◆ Exercise
Repeat, without any change, the entries presented below.
*** Opening of Excerpted records ***
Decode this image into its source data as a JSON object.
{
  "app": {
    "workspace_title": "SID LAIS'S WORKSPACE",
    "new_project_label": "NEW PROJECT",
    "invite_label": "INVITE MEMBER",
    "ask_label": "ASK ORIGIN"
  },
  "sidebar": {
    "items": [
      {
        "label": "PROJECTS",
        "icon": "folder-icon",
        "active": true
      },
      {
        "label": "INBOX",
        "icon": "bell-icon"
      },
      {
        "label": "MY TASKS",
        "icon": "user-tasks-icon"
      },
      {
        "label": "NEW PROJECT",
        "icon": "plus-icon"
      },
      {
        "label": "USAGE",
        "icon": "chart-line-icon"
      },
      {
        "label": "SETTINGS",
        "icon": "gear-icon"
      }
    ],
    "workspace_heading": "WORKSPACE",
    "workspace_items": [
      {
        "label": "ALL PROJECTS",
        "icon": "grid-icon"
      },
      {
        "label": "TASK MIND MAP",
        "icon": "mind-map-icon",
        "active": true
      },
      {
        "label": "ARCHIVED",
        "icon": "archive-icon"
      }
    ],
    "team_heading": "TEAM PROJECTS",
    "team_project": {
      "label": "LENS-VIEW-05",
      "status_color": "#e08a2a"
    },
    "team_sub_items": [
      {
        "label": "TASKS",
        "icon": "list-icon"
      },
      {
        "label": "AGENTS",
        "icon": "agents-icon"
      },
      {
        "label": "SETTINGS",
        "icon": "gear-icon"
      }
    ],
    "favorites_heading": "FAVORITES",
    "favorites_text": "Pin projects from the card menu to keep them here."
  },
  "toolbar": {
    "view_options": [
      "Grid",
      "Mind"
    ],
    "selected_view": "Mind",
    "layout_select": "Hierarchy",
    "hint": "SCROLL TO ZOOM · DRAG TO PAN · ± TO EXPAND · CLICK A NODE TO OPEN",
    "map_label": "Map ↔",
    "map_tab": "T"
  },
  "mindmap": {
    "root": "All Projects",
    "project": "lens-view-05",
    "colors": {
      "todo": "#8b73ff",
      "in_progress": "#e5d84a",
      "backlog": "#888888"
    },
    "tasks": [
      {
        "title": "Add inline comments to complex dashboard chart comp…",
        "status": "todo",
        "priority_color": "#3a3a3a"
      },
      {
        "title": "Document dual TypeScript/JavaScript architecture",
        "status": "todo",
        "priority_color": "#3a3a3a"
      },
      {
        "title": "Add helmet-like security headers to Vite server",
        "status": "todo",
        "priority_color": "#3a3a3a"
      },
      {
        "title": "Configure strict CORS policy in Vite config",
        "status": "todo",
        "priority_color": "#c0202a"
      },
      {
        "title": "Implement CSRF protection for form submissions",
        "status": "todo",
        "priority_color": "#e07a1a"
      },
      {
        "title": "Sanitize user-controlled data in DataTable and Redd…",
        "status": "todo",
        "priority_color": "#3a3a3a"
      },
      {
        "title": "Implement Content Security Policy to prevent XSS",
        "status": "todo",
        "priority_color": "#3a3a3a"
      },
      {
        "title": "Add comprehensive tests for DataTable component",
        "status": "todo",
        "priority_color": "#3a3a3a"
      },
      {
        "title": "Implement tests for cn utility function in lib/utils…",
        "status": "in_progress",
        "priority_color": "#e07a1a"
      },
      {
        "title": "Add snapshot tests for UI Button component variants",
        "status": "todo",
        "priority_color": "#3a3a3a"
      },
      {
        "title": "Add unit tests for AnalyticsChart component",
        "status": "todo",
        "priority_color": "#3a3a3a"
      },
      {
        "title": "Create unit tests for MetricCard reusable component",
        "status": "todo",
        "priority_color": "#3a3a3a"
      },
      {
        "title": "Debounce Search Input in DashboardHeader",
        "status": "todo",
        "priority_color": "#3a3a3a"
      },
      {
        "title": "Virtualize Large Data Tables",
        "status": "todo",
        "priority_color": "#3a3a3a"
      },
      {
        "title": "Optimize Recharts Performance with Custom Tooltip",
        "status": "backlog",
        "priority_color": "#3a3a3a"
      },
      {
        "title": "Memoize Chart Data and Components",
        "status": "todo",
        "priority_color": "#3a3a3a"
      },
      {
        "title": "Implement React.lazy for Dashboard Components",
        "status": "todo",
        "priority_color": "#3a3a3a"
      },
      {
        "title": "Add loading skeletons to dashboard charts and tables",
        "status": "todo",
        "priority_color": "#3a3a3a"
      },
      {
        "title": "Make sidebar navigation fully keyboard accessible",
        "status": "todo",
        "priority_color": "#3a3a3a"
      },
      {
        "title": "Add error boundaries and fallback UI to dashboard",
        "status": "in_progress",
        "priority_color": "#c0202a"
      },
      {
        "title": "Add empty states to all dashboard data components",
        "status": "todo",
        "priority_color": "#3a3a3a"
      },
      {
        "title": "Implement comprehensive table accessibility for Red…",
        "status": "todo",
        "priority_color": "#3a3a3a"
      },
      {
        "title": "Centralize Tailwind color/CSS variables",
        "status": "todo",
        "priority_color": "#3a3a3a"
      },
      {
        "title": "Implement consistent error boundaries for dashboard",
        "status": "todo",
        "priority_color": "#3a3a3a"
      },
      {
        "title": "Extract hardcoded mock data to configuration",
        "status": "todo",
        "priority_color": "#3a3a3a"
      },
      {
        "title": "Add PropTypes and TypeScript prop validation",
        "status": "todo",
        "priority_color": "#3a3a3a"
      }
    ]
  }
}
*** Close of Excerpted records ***
◆ Task result
Decode this image into its source data as a JSON object.
{
  "app": {
    "workspace_title": "SID LAIS'S WORKSPACE",
    "new_project_label": "NEW PROJECT",
    "invite_label": "INVITE MEMBER",
    "ask_label": "ASK ORIGIN"
  },
  "sidebar": {
    "items": [
      {
        "label": "PROJECTS",
        "icon": "folder-icon",
        "active": true
      },
      {
        "label": "INBOX",
        "icon": "bell-icon"
      },
      {
        "label": "MY TASKS",
        "icon": "user-tasks-icon"
      },
      {
        "label": "NEW PROJECT",
        "icon": "plus-icon"
      },
      {
        "label": "USAGE",
        "icon": "chart-line-icon"
      },
      {
        "label": "SETTINGS",
        "icon": "gear-icon"
      }
    ],
    "workspace_heading": "WORKSPACE",
    "workspace_items": [
      {
        "label": "ALL PROJECTS",
        "icon": "grid-icon"
      },
      {
        "label": "TASK MIND MAP",
        "icon": "mind-map-icon",
        "active": true
      },
      {
        "label": "ARCHIVED",
        "icon": "archive-icon"
      }
    ],
    "team_heading": "TEAM PROJECTS",
    "team_project": {
      "label": "LENS-VIEW-05",
      "status_color": "#e08a2a"
    },
    "team_sub_items": [
      {
        "label": "TASKS",
        "icon": "list-icon"
      },
      {
        "label": "AGENTS",
        "icon": "agents-icon"
      },
      {
        "label": "SETTINGS",
        "icon": "gear-icon"
      }
    ],
    "favorites_heading": "FAVORITES",
    "favorites_text": "Pin projects from the card menu to keep them here."
  },
  "toolbar": {
    "view_options": [
      "Grid",
      "Mind"
    ],
    "selected_view": "Mind",
    "layout_select": "Hierarchy",
    "hint": "SCROLL TO ZOOM · DRAG TO PAN · ± TO EXPAND · CLICK A NODE TO OPEN",
    "map_label": "Map ↔",
    "map_tab": "T"
  },
  "mindmap": {
    "root": "All Projects",
    "project": "lens-view-05",
    "colors": {
      "todo": "#8b73ff",
      "in_progress": "#e5d84a",
      "backlog": "#888888"
    },
    "tasks": [
      {
        "title": "Add inline comments to complex dashboard chart comp…",
        "status": "todo",
        "priority_color": "#3a3a3a"
      },
      {
        "title": "Document dual TypeScript/JavaScript architecture",
        "status": "todo",
        "priority_color": "#3a3a3a"
      },
      {
        "title": "Add helmet-like security headers to Vite server",
        "status": "todo",
        "priority_color": "#3a3a3a"
      },
      {
        "title": "Configure strict CORS policy in Vite config",
        "status": "todo",
        "priority_color": "#c0202a"
      },
      {
        "title": "Implement CSRF protection for form submissions",
        "status": "todo",
        "priority_color": "#e07a1a"
      },
      {
        "title": "Sanitize user-controlled data in DataTable and Redd…",
        "status": "todo",
        "priority_color": "#3a3a3a"
      },
      {
        "title": "Implement Content Security Policy to prevent XSS",
        "status": "todo",
        "priority_color": "#3a3a3a"
      },
      {
        "title": "Add comprehensive tests for DataTable component",
        "status": "todo",
        "priority_color": "#3a3a3a"
      },
      {
        "title": "Implement tests for cn utility function in lib/utils…",
        "status": "in_progress",
        "priority_color": "#e07a1a"
      },
      {
        "title": "Add snapshot tests for UI Button component variants",
        "status": "todo",
        "priority_color": "#3a3a3a"
      },
      {
        "title": "Add unit tests for AnalyticsChart component",
        "status": "todo",
        "priority_color": "#3a3a3a"
      },
      {
        "title": "Create unit tests for MetricCard reusable component",
        "status": "todo",
        "priority_color": "#3a3a3a"
      },
      {
        "title": "Debounce Search Input in DashboardHeader",
        "status": "todo",
        "priority_color": "#3a3a3a"
      },
      {
        "title": "Virtualize Large Data Tables",
        "status": "todo",
        "priority_color": "#3a3a3a"
      },
      {
        "title": "Optimize Recharts Performance with Custom Tooltip",
        "status": "backlog",
        "priority_color": "#3a3a3a"
      },
      {
        "title": "Memoize Chart Data and Components",
        "status": "todo",
        "priority_color": "#3a3a3a"
      },
      {
        "title": "Implement React.lazy for Dashboard Components",
        "status": "todo",
        "priority_color": "#3a3a3a"
      },
      {
        "title": "Add loading skeletons to dashboard charts and tables",
        "status": "todo",
        "priority_color": "#3a3a3a"
      },
      {
        "title": "Make sidebar navigation fully keyboard accessible",
        "status": "todo",
        "priority_color": "#3a3a3a"
      },
      {
        "title": "Add error boundaries and fallback UI to dashboard",
        "status": "in_progress",
        "priority_color": "#c0202a"
      },
      {
        "title": "Add empty states to all dashboard data components",
        "status": "todo",
        "priority_color": "#3a3a3a"
      },
      {
        "title": "Implement comprehensive table accessibility for Red…",
        "status": "todo",
        "priority_color": "#3a3a3a"
      },
      {
        "title": "Centralize Tailwind color/CSS variables",
        "status": "todo",
        "priority_color": "#3a3a3a"
      },
      {
        "title": "Implement consistent error boundaries for dashboard",
        "status": "todo",
        "priority_color": "#3a3a3a"
      },
      {
        "title": "Extract hardcoded mock data to configuration",
        "status": "todo",
        "priority_color": "#3a3a3a"
      },
      {
        "title": "Add PropTypes and TypeScript prop validation",
        "status": "todo",
        "priority_color": "#3a3a3a"
      }
    ]
  }
}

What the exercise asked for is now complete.